Sundance 2015: 'How to Dance in Ohio' Brings Tears of Pure Joy
by Ethan Anderton
February 2, 2015
Years ago, the documentary American Teen focused on a group of teenagers living in Indiana, focusing on their everyday high school lives. This time a new documentary heads back to the Midwest with How to Dance in Ohio. However, the young adults at the center of this documentary aren't your ordinary teens, because they all have varying autistic spectrum disorders. The film from Alexandra Shiva turns the camera on these socially anxious teens as they prepare for their first spring formal. This is something that can be daunting for teens who don't have to deal with autism, and with these kids it could be disastrous.
But what could have easily been a sad look at the effects of this disorder actually turns out to be one of the most uplifting, moving documentaries I have ever seen. The film takes place in Columbus, Ohio, following young adults who are part of a very impressive, progressive counseling center for families who have kids diagnosed with autism. Dr. Emilio Amigo runs the program which helps high-functioning clients begin to adapt to a hopeful life of independence and self-sufficiency. The spring formal is the centerpiece as we watch the program work its magic, and it includes all the awkwardness of adolescence, from learning to dance to asking out a date to getting all dressed up for the big night.

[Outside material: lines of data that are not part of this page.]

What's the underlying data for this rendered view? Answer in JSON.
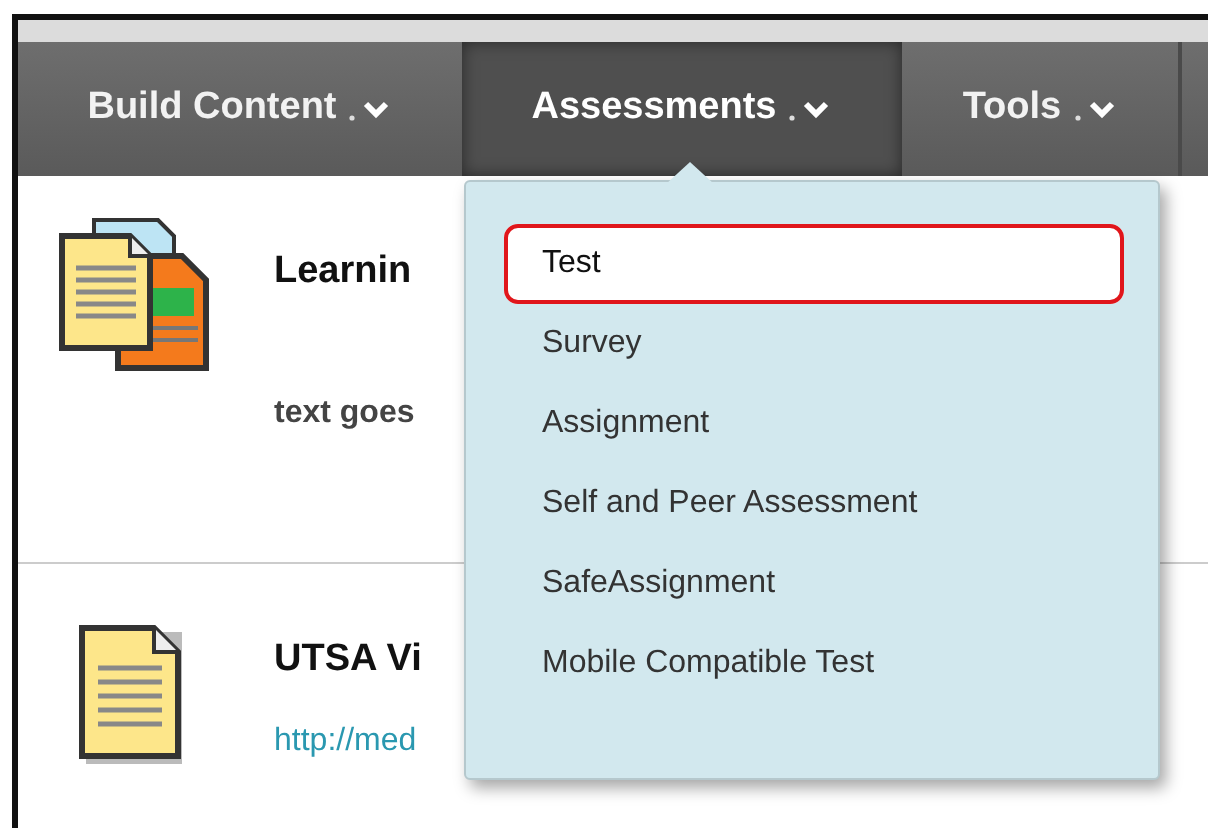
{
  "nav_tabs": [
    {
      "label": "Build Content",
      "selected": false
    },
    {
      "label": "Assessments",
      "selected": true
    },
    {
      "label": "Tools",
      "selected": false
    }
  ],
  "content_items": [
    {
      "kind": "folder",
      "title": "Learnin",
      "text": "text goes"
    },
    {
      "kind": "file",
      "title": "UTSA Vi",
      "link": "http://med"
    }
  ],
  "dropdown_menu": {
    "items": [
      {
        "label": "Test",
        "selected": true
      },
      {
        "label": "Survey",
        "selected": false
      },
      {
        "label": "Assignment",
        "selected": false
      },
      {
        "label": "Self and Peer Assessment",
        "selected": false
      },
      {
        "label": "SafeAssignment",
        "selected": false
      },
      {
        "label": "Mobile Compatible Test",
        "selected": false
      }
    ]
  }
}
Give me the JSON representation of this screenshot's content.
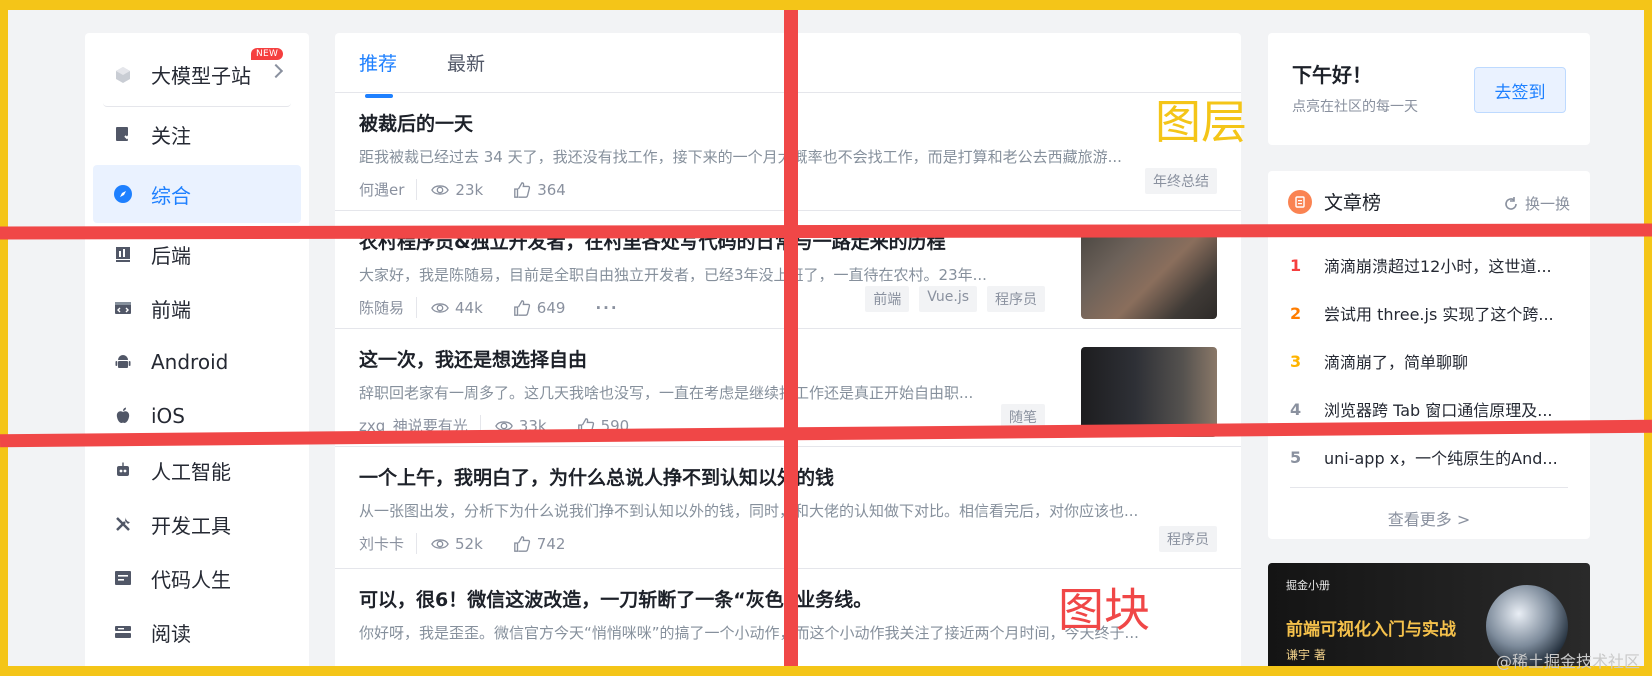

Our primary subjects are a 16-year old girl named Marideth Bridges, an apprehensive, encyclopedia of knowledge accumulated from reading various almanacs and reference books. She takes solace in her computer, and would much rather be left to her own devices rather than venturing out into the rest of the world. For those unfamiliar with autism, she's about as close to the depiction of Rain Man as we get. There's also Jessica Sullivan, a 22-year old who has progressed greatly towards living life on her own; she even has a job at a local bakery with a specialty in hiring and helping high-functioning people on the autism spectrum. And then there's the precocious Caroline McKenzie, making her way through college.
It's refreshing that our three main characters are females with varying degrees of autism, mostly because men are more frequently diagnosed with the varying disorders. It gives a whole new perspective and illustration of the effects of autism than we've previously seen. In addition, following these teens on the cusp of adulthood just further goes to explain how this disorder effects the daily lives of those afflicted by it. For every success, there's a scary moment for our subjects, the most heartbreaking of which comes when Jessica gets reprimanded at work for her questionable interaction with employees, causing her to break down in tears, struggling to understand the sometimes tough to navigate work environment. It's just an obstacle that comes with the territory of autism, and it's frustrating and moving all at once. The tears will flow.
But thankfully, there are more tears of happiness and triumph. Whether it's seeing longtime friends Jessica and Caroline try on dresses in a sequence that's just as entertaining as any upbeat romantic comedy montage, but far more inspiring and moving. A smile will be permanently fixed upon your face as you see these young adults come of age before your very eyes. Our main female subjects aren't the only ones who take the spotlight, as plenty of young males are interviewed and highlighted throughout as well. It's amazing the kind of intimate access Shiva and her crew were given, especially considering how anxious these teens can get. The parents also offer some fantastic insight into living with and around autism.
How to Dance in Ohio is a rousing, affecting documentary that is innocent, pure and just lovely. I honestly can't remember being so overwhelmed with happiness and pride for people that I had no relationship with in real life. In addition to the wonderful feelings brought upon by this doc, it's also enlightening and educational about a disorder that many people still don't fully understand. Much like anybody, all these young adults want is to be understood, and in kind understand those around them. How to Dance in Ohio is a must-see, inspirational film that will open your eyes and warm your heart.